## ACTIVITY
Leave out the pictures and print the rest of the entries exactly as they stand.

## TASK INPUTS
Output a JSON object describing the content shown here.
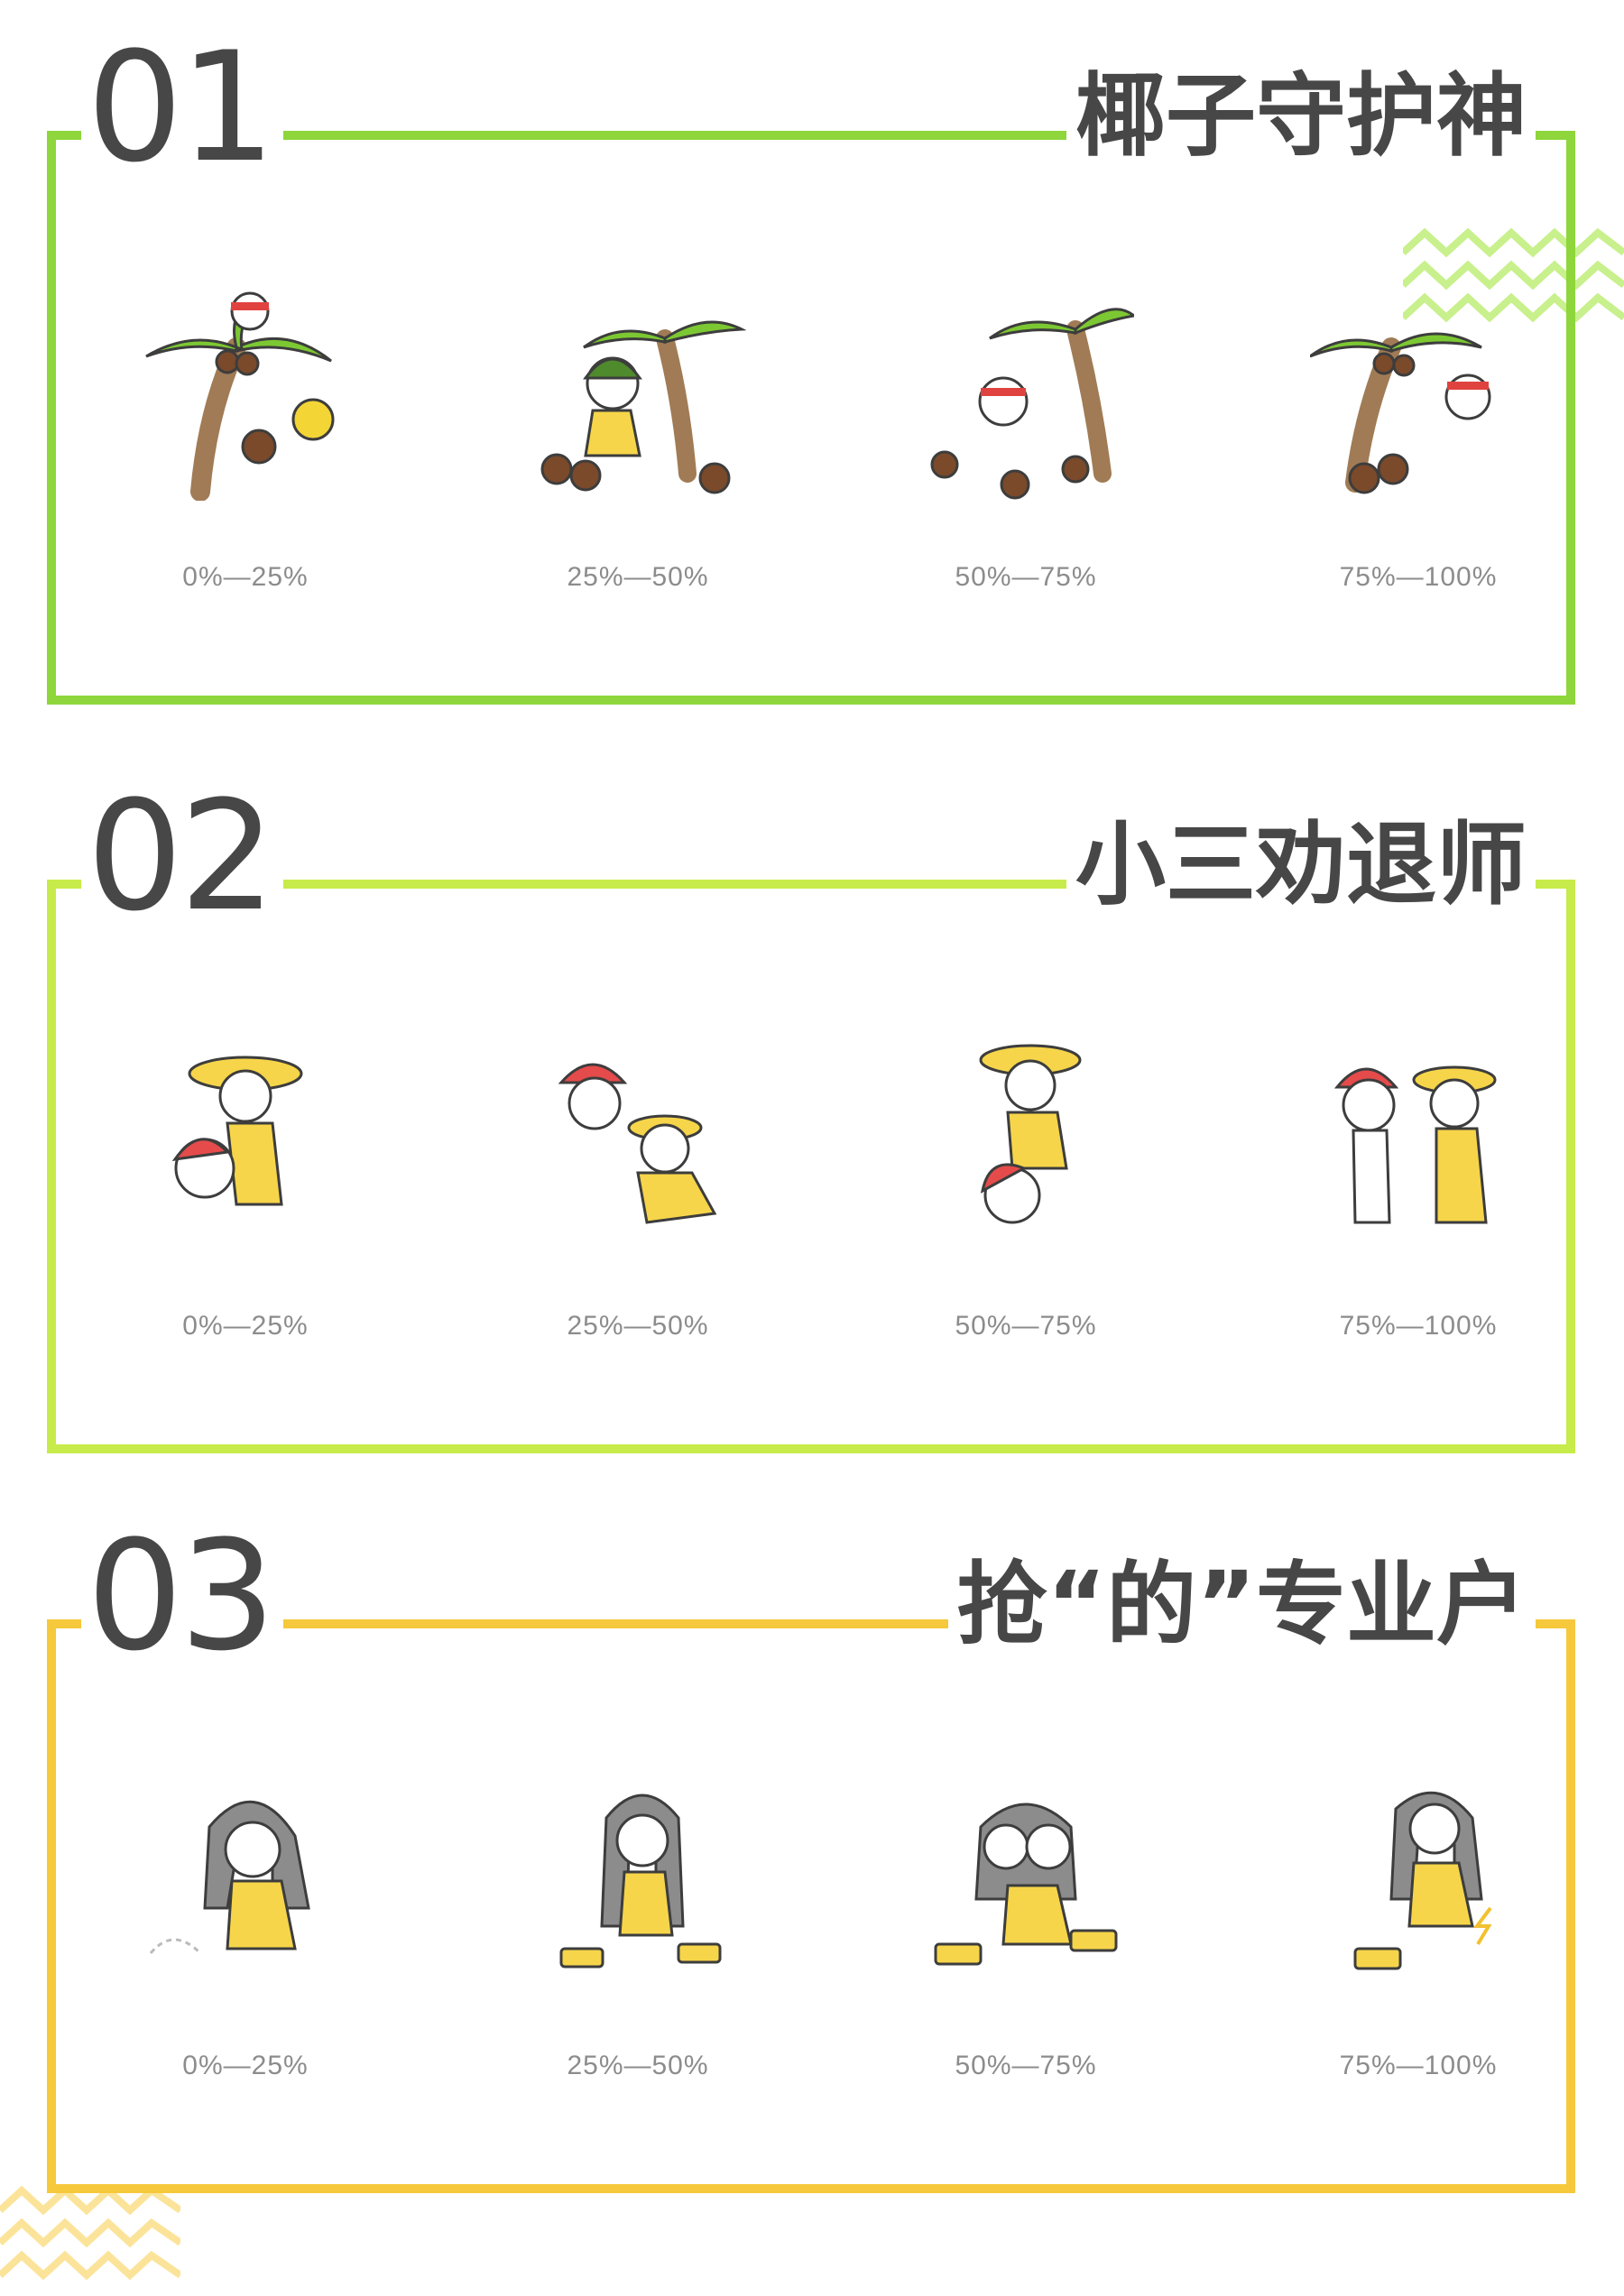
{
  "sections": [
    {
      "number": "01",
      "title": "椰子守护神",
      "accent": "#8ed63b",
      "panels": [
        {
          "range": "0%—25%",
          "art": "coconut-tree-icon"
        },
        {
          "range": "25%—50%",
          "art": "coconut-tree-icon"
        },
        {
          "range": "50%—75%",
          "art": "coconut-tree-icon"
        },
        {
          "range": "75%—100%",
          "art": "coconut-tree-icon"
        }
      ]
    },
    {
      "number": "02",
      "title": "小三劝退师",
      "accent": "#c7eb4a",
      "panels": [
        {
          "range": "0%—25%",
          "art": "couple-figures-icon"
        },
        {
          "range": "25%—50%",
          "art": "couple-figures-icon"
        },
        {
          "range": "50%—75%",
          "art": "couple-figures-icon"
        },
        {
          "range": "75%—100%",
          "art": "couple-figures-icon"
        }
      ]
    },
    {
      "number": "03",
      "title": "抢“的”专业户",
      "accent": "#f6c93c",
      "panels": [
        {
          "range": "0%—25%",
          "art": "girl-taxi-icon"
        },
        {
          "range": "25%—50%",
          "art": "girl-taxi-icon"
        },
        {
          "range": "50%—75%",
          "art": "girl-taxi-icon"
        },
        {
          "range": "75%—100%",
          "art": "girl-taxi-icon"
        }
      ]
    }
  ],
  "decorations": {
    "top_right_zigzag_color": "#c8f08c",
    "bottom_left_zigzag_color": "#fbe49a"
  }
}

## ANSWER FOR THE TASK
Output a JSON object describing the content shown here.
{
  "sections": [
    {
      "number": "01",
      "title": "椰子守护神",
      "accent": "#8ed63b",
      "panels": [
        {
          "range": "0%—25%",
          "art": "coconut-tree-icon"
        },
        {
          "range": "25%—50%",
          "art": "coconut-tree-icon"
        },
        {
          "range": "50%—75%",
          "art": "coconut-tree-icon"
        },
        {
          "range": "75%—100%",
          "art": "coconut-tree-icon"
        }
      ]
    },
    {
      "number": "02",
      "title": "小三劝退师",
      "accent": "#c7eb4a",
      "panels": [
        {
          "range": "0%—25%",
          "art": "couple-figures-icon"
        },
        {
          "range": "25%—50%",
          "art": "couple-figures-icon"
        },
        {
          "range": "50%—75%",
          "art": "couple-figures-icon"
        },
        {
          "range": "75%—100%",
          "art": "couple-figures-icon"
        }
      ]
    },
    {
      "number": "03",
      "title": "抢“的”专业户",
      "accent": "#f6c93c",
      "panels": [
        {
          "range": "0%—25%",
          "art": "girl-taxi-icon"
        },
        {
          "range": "25%—50%",
          "art": "girl-taxi-icon"
        },
        {
          "range": "50%—75%",
          "art": "girl-taxi-icon"
        },
        {
          "range": "75%—100%",
          "art": "girl-taxi-icon"
        }
      ]
    }
  ],
  "decorations": {
    "top_right_zigzag_color": "#c8f08c",
    "bottom_left_zigzag_color": "#fbe49a"
  }
}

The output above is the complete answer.